**Provided records**

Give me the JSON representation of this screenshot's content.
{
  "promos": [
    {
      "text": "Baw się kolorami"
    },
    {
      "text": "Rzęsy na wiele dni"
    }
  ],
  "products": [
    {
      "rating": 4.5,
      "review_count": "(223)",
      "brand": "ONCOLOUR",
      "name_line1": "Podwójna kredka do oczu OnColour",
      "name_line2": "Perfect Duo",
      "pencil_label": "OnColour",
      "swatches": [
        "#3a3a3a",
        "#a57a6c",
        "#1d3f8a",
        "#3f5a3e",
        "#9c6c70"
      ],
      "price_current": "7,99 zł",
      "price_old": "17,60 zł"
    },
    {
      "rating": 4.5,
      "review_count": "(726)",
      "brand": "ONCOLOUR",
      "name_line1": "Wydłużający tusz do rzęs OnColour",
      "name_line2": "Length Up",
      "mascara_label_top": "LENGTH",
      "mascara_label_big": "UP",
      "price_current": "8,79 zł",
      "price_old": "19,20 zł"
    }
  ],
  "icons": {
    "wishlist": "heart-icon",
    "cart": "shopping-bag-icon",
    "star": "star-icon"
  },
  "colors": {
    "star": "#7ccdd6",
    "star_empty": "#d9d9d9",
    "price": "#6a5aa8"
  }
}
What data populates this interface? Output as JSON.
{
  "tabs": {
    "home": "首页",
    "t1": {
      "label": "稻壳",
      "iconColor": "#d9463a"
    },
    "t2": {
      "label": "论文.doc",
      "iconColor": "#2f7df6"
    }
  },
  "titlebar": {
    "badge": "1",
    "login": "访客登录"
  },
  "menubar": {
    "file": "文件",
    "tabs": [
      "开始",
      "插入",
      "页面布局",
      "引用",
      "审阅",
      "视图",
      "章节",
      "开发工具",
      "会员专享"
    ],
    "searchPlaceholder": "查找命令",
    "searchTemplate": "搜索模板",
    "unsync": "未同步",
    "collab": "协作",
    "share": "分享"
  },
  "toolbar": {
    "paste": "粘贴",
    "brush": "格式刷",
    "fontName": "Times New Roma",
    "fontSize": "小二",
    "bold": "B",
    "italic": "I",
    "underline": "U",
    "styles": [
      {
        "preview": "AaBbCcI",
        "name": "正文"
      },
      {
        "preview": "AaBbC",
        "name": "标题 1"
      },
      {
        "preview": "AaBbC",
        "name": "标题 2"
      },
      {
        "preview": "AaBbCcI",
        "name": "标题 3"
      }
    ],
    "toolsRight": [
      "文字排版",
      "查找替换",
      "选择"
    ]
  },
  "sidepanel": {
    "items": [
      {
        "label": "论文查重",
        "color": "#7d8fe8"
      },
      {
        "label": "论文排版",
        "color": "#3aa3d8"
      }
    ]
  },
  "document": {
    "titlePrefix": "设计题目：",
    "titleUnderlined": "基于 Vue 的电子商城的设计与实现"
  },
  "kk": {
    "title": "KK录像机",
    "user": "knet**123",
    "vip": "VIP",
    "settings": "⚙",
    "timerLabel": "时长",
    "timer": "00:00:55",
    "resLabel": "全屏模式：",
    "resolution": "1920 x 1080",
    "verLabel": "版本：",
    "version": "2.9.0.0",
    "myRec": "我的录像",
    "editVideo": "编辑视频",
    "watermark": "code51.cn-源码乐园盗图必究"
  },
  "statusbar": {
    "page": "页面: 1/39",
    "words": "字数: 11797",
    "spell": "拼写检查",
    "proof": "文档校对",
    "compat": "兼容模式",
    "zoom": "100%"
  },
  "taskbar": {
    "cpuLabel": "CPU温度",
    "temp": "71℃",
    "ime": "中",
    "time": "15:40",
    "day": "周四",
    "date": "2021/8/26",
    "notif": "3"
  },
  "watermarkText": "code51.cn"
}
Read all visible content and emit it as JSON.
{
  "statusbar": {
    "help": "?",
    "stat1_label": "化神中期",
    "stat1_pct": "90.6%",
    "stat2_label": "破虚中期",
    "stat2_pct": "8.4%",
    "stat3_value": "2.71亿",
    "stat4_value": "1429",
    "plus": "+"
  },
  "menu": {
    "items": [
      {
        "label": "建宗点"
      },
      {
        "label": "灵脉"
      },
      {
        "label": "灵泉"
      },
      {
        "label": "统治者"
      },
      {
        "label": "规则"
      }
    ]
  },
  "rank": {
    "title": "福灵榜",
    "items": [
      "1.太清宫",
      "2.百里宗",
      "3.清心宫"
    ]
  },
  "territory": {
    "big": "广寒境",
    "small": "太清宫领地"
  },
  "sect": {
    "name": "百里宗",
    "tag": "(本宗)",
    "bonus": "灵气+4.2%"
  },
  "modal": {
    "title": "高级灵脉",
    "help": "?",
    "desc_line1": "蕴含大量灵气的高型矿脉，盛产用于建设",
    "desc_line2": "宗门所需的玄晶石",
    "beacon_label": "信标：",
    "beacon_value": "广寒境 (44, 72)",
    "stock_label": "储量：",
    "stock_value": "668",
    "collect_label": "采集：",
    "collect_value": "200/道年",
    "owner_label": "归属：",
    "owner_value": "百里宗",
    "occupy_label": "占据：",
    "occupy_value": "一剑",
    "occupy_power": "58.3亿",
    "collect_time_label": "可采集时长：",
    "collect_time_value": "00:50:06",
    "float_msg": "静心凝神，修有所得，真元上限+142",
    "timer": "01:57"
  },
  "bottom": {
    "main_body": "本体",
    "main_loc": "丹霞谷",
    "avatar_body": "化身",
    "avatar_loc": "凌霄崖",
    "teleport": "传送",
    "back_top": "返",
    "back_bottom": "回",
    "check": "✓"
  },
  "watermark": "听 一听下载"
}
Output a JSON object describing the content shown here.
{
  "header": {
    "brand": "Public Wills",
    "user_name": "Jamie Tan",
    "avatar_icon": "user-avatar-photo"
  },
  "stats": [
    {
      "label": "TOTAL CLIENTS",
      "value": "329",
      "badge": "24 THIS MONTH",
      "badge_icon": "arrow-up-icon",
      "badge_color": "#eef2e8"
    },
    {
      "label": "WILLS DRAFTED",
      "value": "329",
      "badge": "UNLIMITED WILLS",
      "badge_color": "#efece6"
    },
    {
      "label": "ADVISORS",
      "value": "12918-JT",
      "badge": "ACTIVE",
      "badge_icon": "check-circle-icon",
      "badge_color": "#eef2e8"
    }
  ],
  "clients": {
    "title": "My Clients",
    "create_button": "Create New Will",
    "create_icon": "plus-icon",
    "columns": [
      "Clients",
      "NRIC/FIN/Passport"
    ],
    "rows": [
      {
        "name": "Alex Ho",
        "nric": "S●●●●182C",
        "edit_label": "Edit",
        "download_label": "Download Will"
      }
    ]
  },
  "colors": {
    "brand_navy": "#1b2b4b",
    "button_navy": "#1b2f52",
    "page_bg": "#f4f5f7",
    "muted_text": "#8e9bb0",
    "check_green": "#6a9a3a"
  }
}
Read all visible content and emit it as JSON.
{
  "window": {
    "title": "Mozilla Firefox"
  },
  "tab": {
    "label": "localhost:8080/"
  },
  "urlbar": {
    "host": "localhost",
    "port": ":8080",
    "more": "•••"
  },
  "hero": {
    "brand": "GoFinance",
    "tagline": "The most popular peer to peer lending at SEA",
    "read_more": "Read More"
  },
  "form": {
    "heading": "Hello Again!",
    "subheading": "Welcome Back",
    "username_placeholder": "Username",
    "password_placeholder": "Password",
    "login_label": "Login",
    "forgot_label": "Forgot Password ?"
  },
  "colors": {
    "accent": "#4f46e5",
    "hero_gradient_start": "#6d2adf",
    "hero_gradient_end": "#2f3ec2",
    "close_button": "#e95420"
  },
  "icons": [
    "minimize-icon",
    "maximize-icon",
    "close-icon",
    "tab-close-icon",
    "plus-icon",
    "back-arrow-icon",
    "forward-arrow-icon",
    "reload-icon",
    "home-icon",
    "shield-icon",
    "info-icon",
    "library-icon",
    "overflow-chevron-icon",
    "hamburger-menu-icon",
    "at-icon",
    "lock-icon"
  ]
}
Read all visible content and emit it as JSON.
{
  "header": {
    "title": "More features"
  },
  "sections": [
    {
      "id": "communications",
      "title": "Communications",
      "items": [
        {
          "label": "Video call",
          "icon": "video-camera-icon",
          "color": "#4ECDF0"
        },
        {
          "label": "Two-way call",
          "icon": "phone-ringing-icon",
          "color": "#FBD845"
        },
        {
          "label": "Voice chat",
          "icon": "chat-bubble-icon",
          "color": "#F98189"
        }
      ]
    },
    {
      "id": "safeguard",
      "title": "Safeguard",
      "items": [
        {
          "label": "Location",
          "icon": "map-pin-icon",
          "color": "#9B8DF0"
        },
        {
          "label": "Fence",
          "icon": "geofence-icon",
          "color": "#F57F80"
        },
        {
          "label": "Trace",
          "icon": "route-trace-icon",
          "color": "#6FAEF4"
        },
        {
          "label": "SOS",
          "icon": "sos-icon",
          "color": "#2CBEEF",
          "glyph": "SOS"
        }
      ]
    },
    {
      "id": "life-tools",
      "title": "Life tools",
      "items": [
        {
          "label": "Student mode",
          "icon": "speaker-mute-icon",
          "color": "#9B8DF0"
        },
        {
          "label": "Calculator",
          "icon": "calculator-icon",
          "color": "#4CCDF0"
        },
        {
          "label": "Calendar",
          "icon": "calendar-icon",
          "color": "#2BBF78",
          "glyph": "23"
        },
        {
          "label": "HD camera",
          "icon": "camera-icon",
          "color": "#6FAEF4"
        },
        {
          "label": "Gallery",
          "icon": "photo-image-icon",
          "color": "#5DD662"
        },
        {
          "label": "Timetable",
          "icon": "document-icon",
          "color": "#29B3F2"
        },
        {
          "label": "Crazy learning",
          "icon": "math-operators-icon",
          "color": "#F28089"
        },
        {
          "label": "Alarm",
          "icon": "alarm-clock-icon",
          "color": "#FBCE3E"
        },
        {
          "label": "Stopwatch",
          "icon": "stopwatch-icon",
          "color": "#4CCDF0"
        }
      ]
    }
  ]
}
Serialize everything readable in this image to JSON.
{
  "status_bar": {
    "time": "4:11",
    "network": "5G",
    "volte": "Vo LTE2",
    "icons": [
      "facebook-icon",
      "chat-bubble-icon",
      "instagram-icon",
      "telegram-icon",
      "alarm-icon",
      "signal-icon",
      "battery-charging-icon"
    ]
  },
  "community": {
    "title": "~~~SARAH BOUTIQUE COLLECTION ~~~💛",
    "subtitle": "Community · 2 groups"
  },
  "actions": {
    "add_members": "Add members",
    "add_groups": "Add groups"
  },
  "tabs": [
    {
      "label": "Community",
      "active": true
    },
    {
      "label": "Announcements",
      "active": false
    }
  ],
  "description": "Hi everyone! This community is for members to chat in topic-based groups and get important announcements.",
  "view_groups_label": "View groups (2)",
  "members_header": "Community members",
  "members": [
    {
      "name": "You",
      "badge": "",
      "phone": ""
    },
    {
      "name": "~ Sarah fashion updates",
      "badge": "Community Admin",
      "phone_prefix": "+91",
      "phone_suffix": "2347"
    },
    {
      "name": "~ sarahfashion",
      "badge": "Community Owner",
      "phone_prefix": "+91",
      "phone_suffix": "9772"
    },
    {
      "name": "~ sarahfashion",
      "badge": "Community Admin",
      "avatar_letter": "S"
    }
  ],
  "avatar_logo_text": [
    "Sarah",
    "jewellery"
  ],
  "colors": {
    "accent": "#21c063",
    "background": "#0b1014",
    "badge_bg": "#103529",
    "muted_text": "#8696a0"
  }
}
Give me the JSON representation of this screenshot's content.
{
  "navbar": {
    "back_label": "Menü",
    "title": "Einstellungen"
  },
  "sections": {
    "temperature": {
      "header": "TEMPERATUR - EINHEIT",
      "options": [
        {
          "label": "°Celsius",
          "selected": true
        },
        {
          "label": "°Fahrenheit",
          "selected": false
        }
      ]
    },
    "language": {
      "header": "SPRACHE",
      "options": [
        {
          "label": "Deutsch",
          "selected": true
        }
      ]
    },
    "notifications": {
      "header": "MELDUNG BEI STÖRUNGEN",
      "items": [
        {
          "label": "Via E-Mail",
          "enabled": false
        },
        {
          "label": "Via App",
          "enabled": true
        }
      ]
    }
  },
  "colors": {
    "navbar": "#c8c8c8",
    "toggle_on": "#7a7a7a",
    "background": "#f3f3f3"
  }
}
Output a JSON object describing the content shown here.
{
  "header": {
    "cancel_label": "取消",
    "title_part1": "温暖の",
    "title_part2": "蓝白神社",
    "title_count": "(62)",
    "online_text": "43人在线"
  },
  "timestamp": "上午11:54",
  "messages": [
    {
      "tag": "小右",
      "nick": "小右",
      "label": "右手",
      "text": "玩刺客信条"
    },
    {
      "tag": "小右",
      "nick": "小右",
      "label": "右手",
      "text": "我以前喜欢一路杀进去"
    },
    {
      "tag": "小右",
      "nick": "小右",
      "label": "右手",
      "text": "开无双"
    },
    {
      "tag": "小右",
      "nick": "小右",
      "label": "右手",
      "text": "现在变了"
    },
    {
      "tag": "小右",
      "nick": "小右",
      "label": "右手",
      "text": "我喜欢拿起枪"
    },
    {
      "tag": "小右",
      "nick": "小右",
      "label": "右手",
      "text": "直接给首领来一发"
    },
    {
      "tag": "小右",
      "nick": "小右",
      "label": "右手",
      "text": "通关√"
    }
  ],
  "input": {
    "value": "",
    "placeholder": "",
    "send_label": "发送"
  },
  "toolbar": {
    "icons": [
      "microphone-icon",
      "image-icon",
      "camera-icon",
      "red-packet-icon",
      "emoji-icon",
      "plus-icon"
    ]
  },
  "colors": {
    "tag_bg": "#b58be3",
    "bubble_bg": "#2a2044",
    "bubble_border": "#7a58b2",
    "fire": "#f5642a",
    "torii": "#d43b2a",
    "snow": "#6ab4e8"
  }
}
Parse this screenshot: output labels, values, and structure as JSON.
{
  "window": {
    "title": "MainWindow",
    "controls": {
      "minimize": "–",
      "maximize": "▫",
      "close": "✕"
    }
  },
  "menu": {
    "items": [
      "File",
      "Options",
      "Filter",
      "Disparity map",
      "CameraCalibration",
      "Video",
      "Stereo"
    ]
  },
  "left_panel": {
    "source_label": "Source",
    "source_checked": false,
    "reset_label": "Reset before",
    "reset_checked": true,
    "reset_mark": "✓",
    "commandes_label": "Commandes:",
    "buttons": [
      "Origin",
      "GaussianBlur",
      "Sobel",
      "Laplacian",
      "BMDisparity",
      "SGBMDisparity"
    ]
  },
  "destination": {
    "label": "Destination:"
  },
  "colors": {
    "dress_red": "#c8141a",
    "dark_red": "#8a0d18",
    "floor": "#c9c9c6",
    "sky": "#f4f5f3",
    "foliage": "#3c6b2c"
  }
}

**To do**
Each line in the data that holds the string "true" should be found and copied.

**Result for this task**
      "active": true
          "selected": true
          "selected": true
          "enabled": true
    "reset_checked": true,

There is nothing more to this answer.